Let $$n=p_1^{k_1}p_2^{k_2}...p_r^{k_r}$$ be the prime factorisation of $$n>1$$. Show that the positive divisors of n are the integers $$d=p_1^{a_1}p_2^{a_2}...p_r^{a_r}$$ for $$i=1,2,...,r$$, with $$0\le a_i\le k_i$$.

Attempt: We know the positive divisors of n that are powers of $$p_1$$ are $$1, p_1, p_1^2, p_1^3, ..., p_1^{k_1}$$, and for $$p_2$$ are $$1, p_2, p_2^2, p_2^3, ..., p_2^{k_2}$$ and so on up to $$p_r$$. Could $$d(n)$$, the number of divisors function be used somehow? Not really sure how to approach this.

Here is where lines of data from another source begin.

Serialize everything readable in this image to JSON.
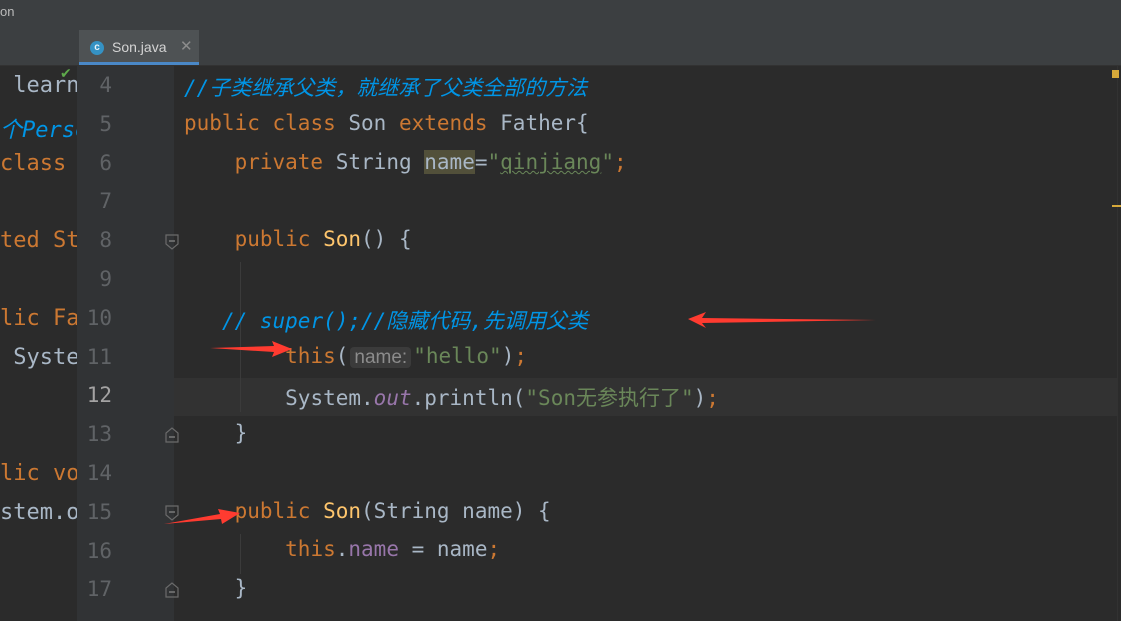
{
  "window": {
    "title_fragment": "on"
  },
  "tab": {
    "label": "Son.java",
    "icon": "c-class-icon",
    "close": "✕"
  },
  "left_pane_lines": [
    {
      "text": " learn",
      "color": "#a9b7c6"
    },
    {
      "text": "个Perso",
      "color": "#0095e6"
    },
    {
      "text": "class",
      "color": "#cc7832"
    },
    {
      "text": "",
      "color": "#a9b7c6"
    },
    {
      "text": "ted St",
      "color": "#cc7832"
    },
    {
      "text": "",
      "color": "#a9b7c6"
    },
    {
      "text": "lic Fa",
      "color": "#cc7832"
    },
    {
      "text": " Syste",
      "color": "#a9b7c6"
    },
    {
      "text": "",
      "color": "#a9b7c6"
    },
    {
      "text": "",
      "color": "#a9b7c6"
    },
    {
      "text": "lic vo",
      "color": "#cc7832"
    },
    {
      "text": "stem.o",
      "color": "#a9b7c6"
    }
  ],
  "line_numbers": [
    "4",
    "5",
    "6",
    "7",
    "8",
    "9",
    "10",
    "11",
    "12",
    "13",
    "14",
    "15",
    "16",
    "17"
  ],
  "active_line": "12",
  "code": {
    "l4_comment": "//子类继承父类，就继承了父类全部的方法",
    "l5_public": "public",
    "l5_class": "class",
    "l5_name": "Son",
    "l5_extends": "extends",
    "l5_parent": "Father{",
    "l6_private": "private",
    "l6_type": "String",
    "l6_field": "name",
    "l6_eq": "=",
    "l6_q1": "\"",
    "l6_val": "qinjiang",
    "l6_q2": "\"",
    "l6_semi": ";",
    "l8_public": "public",
    "l8_ctor": "Son",
    "l8_rest": "() {",
    "l10_comment": "// super();//隐藏代码,先调用父类",
    "l11_this": "this",
    "l11_open": "(",
    "l11_hint": "name:",
    "l11_str": "\"hello\"",
    "l11_close": ")",
    "l11_semi": ";",
    "l12_system": "System.",
    "l12_out": "out",
    "l12_println": ".println(",
    "l12_str": "\"Son无参执行了\"",
    "l12_close": ")",
    "l12_semi": ";",
    "l13_brace": "}",
    "l15_public": "public",
    "l15_ctor": "Son",
    "l15_rest": "(String name) {",
    "l16_this": "this",
    "l16_dot": ".",
    "l16_field": "name",
    "l16_rest": " = name",
    "l16_semi": ";",
    "l17_brace": "}"
  },
  "colors": {
    "background": "#2b2b2b",
    "keyword": "#cc7832",
    "string": "#6a8759",
    "comment": "#0095e6",
    "method": "#ffc66d",
    "field": "#9876aa",
    "text": "#a9b7c6",
    "annotation_arrow": "#ff3b30"
  }
}
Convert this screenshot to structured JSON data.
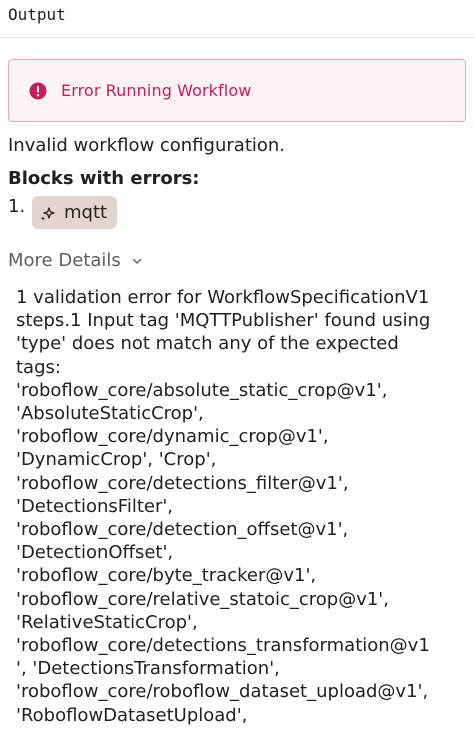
{
  "header": {
    "title": "Output"
  },
  "alert": {
    "icon": "exclamation-circle-icon",
    "title": "Error Running Workflow",
    "color": "#c21f5b"
  },
  "error": {
    "message": "Invalid workflow configuration.",
    "blocks_title": "Blocks with errors:",
    "blocks": [
      {
        "number": "1.",
        "icon": "sparkle-icon",
        "label": "mqtt"
      }
    ]
  },
  "more_details": {
    "label": "More Details",
    "icon": "chevron-down-icon"
  },
  "details": {
    "lines": [
      "1 validation error for WorkflowSpecificationV1",
      "steps.1 Input tag 'MQTTPublisher' found using",
      "'type' does not match any of the expected",
      "tags:",
      "'roboflow_core/absolute_static_crop@v1',",
      "'AbsoluteStaticCrop',",
      "'roboflow_core/dynamic_crop@v1',",
      "'DynamicCrop', 'Crop',",
      "'roboflow_core/detections_filter@v1',",
      "'DetectionsFilter',",
      "'roboflow_core/detection_offset@v1',",
      "'DetectionOffset',",
      "'roboflow_core/byte_tracker@v1',",
      "'roboflow_core/relative_statoic_crop@v1',",
      "'RelativeStaticCrop',",
      "'roboflow_core/detections_transformation@v1",
      "', 'DetectionsTransformation',",
      "'roboflow_core/roboflow_dataset_upload@v1',",
      "'RoboflowDatasetUpload',"
    ]
  }
}
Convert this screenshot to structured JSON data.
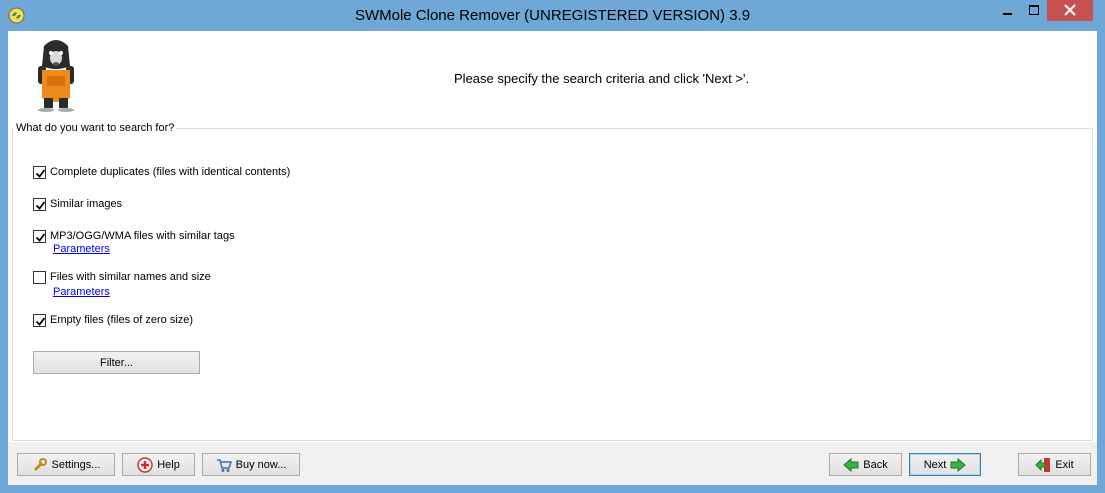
{
  "window": {
    "title": "SWMole Clone Remover (UNREGISTERED VERSION) 3.9"
  },
  "header": {
    "message": "Please specify the search criteria and click 'Next >'."
  },
  "group": {
    "label": "What do you want to search for?"
  },
  "options": [
    {
      "label": "Complete duplicates (files with identical contents)",
      "checked": true
    },
    {
      "label": "Similar images",
      "checked": true
    },
    {
      "label": "MP3/OGG/WMA files with similar tags",
      "checked": true,
      "link": "Parameters"
    },
    {
      "label": "Files with similar names and size",
      "checked": false,
      "link": "Parameters"
    },
    {
      "label": "Empty files (files of zero size)",
      "checked": true
    }
  ],
  "buttons": {
    "filter": "Filter...",
    "settings": "Settings...",
    "help": "Help",
    "buy": "Buy now...",
    "back": "Back",
    "next": "Next",
    "exit": "Exit"
  },
  "colors": {
    "titlebar": "#6fa8d6",
    "close": "#c75050",
    "link": "#0000ee"
  }
}
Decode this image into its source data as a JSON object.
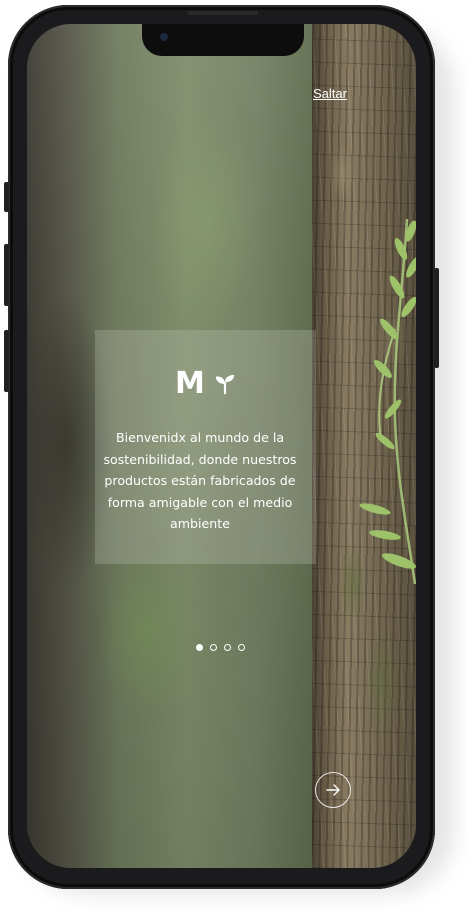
{
  "header": {
    "skip_label": "Saltar"
  },
  "onboarding": {
    "brand_letter": "M",
    "brand_icon": "sprout-icon",
    "message": "Bienvenidx al mundo de la sostenibilidad, donde nuestros productos están fabricados de forma amigable con el medio ambiente",
    "page_indicator": {
      "current": 1,
      "total": 4
    },
    "next_icon": "arrow-right-icon"
  },
  "colors": {
    "text": "#ffffff",
    "card_overlay": "rgba(210,210,200,0.24)",
    "device_frame": "#1b1b1d"
  }
}
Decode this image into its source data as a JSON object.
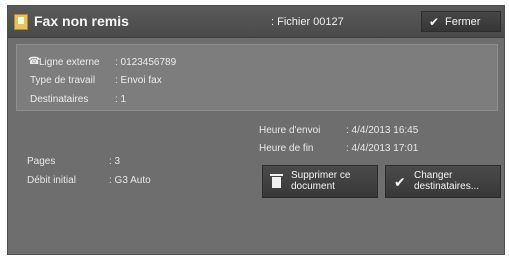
{
  "title": "Fax non remis",
  "file": ": Fichier 00127",
  "close_button": "Fermer",
  "info": {
    "ligne_label": "Ligne externe",
    "ligne_value": ": 0123456789",
    "type_label": "Type de travail",
    "type_value": ": Envoi fax",
    "dest_label": "Destinataires",
    "dest_value": ": 1"
  },
  "times": {
    "envoi_label": "Heure d'envoi",
    "envoi_value": ": 4/4/2013 16:45",
    "fin_label": "Heure de fin",
    "fin_value": ": 4/4/2013 17:01"
  },
  "details": {
    "pages_label": "Pages",
    "pages_value": ": 3",
    "debit_label": "Débit initial",
    "debit_value": ": G3 Auto"
  },
  "buttons": {
    "delete_line1": "Supprimer ce",
    "delete_line2": "document",
    "change_line1": "Changer",
    "change_line2": "destinataires..."
  },
  "colors": {
    "panel": "#6e6e6e",
    "infobox": "#7d7d7d",
    "button": "#404040",
    "icon_yellow": "#e2c466"
  },
  "icons": [
    "document-icon",
    "check-icon",
    "phone-line-icon",
    "trash-icon"
  ]
}
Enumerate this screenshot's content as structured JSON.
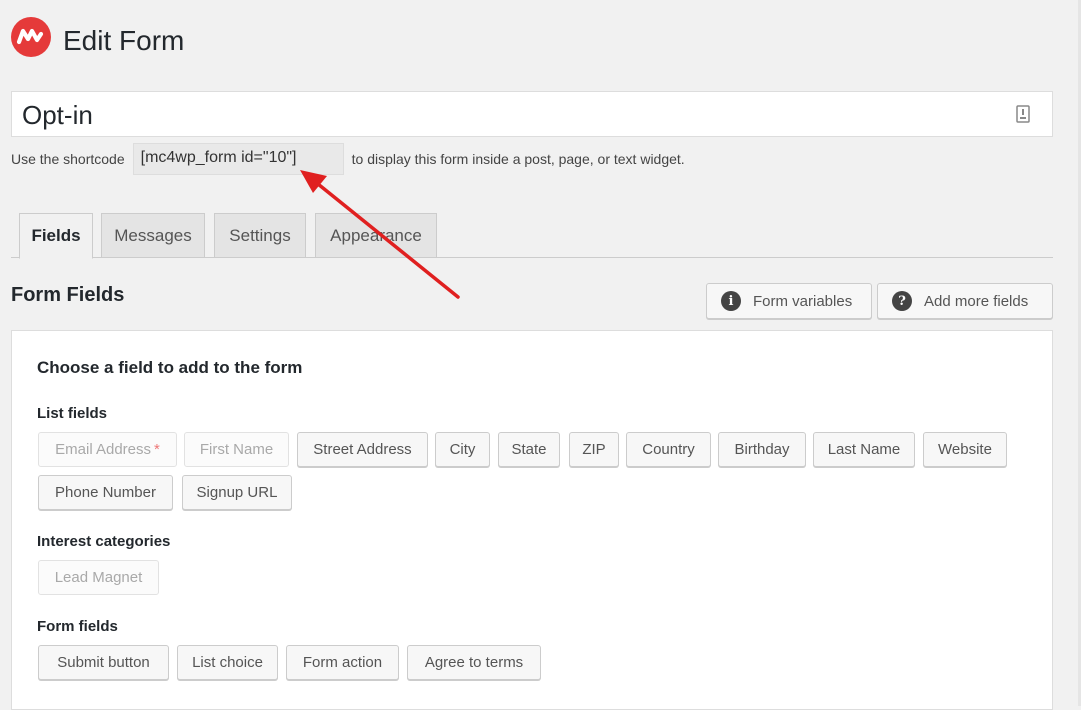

• It's easily checked that each of these is a divisor. You must show that they are the only divisors. Use the fact that $p|ab\implies p| a or p|b$ – saulspatz Apr 9 at 13:09

## 1 Answer

You could also take this approach. Also remember the definition of a prime ($$p|ab \implies p|a \mbox{ or } p|b$$)

• First, show that any integer of the form $$d=p_1^{a_1}p_2^{a_2}...p_r^{a_r}$$ for $$i=1,2,...,r$$, with $$0\le a_i\le k_i$$ does divide $$n$$ (this is clear and direct..)

• Second you can show that any integer not of that form does not divide $$n$$. To do this, there are 2 cases: $$d \mbox{ has a prime factor } q\neq p_i \mbox{ for any }i$$ or $$d=p_1^{a_1}p_2^{a_2}...p_r^{a_r} \mbox{ where for some } i \mbox{, } a_i>k_i$$